The image of cows nibbling grass, moving closer and closer to danger without realising it, is evocative and appropriate. So often, inhumanity stems not from a conscious decision to follow destructive values, but from the results of one tiny step after another down a particular path. Sometimes sin isn't a deliberate choice, but the consequence of a focus on one particular thing without paying heed to the broader context. Few people set out to be racist, for example - but racist attitudes and actions can creep in almost undiscerned. Apparently simple and innocent actions such as a firm Government line on immigration (and 'that' advertising van) can be interpreted in a way which both reinforces and develops racist behaviour. Few people set out to be oppressive, but maintaining order in a divided society can lead to an undue and increasing reliance on violence - as we see in Egypt at present.
The Holocaust is the twentieth century's defining image of inhumanity. It's a stark warning of the way in which entire nations can be led astray, step by step. Against that background of evil, there are thankfully many accounts of true humanity, one of which the Church remembers today.
Fr Maximilian Kolbe was a Polish Franciscan priest. As a child, he had a vision of the Virgin Mary:
'That night, I asked the Mother of God what was to become of me, a Child of Faith. Then she came to me holding two crowns, one white, the other red. She asked me if I was willing to accept either of these crowns. The white one meant that I should persevere in purity, and the red that I should become a martyr. I said that I would accept them both.'

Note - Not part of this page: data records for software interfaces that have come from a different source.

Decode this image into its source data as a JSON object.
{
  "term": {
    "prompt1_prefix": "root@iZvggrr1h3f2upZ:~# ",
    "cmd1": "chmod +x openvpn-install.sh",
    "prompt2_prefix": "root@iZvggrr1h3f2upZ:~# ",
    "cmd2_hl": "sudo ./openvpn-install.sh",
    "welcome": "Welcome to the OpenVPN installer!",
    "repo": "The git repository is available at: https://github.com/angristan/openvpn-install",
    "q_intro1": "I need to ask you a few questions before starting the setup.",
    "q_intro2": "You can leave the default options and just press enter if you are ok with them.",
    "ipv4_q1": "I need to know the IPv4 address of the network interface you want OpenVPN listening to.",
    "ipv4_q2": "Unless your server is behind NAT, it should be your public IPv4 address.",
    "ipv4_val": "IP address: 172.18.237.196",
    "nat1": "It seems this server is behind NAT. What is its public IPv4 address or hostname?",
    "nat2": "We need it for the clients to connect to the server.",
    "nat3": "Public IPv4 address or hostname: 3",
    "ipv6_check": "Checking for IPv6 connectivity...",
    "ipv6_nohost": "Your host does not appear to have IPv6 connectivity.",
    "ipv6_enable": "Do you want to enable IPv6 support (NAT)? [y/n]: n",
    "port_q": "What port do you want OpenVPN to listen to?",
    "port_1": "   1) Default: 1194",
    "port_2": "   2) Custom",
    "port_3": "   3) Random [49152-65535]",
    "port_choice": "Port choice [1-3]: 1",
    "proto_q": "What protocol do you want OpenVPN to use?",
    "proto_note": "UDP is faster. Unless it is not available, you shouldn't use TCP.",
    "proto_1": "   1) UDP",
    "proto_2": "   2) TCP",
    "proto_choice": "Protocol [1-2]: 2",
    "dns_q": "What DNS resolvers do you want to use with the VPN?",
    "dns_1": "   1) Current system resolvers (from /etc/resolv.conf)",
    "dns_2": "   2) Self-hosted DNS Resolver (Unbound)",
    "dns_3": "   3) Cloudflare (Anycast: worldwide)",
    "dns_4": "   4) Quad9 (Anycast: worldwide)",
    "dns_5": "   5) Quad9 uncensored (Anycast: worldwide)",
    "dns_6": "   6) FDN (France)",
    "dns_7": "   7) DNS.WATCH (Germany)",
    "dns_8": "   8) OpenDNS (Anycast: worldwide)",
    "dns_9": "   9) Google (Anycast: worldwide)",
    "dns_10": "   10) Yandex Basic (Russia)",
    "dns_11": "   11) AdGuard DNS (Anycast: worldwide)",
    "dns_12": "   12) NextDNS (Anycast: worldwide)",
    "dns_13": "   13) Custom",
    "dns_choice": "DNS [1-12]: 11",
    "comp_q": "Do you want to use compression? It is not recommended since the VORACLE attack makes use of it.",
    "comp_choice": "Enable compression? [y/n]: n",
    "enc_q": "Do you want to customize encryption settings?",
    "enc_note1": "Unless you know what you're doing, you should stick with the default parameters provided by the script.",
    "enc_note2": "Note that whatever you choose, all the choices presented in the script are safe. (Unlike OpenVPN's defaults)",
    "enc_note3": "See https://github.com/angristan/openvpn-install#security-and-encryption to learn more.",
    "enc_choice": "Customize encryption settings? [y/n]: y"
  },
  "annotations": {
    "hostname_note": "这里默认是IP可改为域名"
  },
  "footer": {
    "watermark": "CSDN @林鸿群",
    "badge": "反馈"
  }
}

During the Nazi occupation of Poland, Kolbe provided shelter to numerous Jewish and other refugees at his monastery. He was arrested in 1941 and incarcerated in Auschwitz.
A few months later, the escape of three men from the camp gave the authorities the pretext to execute ten of the other prisoners as an example. One of the men, a stranger, called out in distress 'My wife! My children!', and Fr Maximilian stepped forward to take his place. He was left in a bunker without food or water for two weeks, and spent the time in prayer, singing, and the encouragement of his fellow-prisoners - all of whom he outlived. He was then put to death by lethal injection on this day in 1941.
His story is a reminder that even in the face of widespread hopelessness and inhumanity, the truly human virtues can still prevail: virtues of self-giving love, generous compassion, courage, faith and faithfulness. And with that reminder comes the encouragement to us, who live in far easier circumstances, to hold fast to that which is good.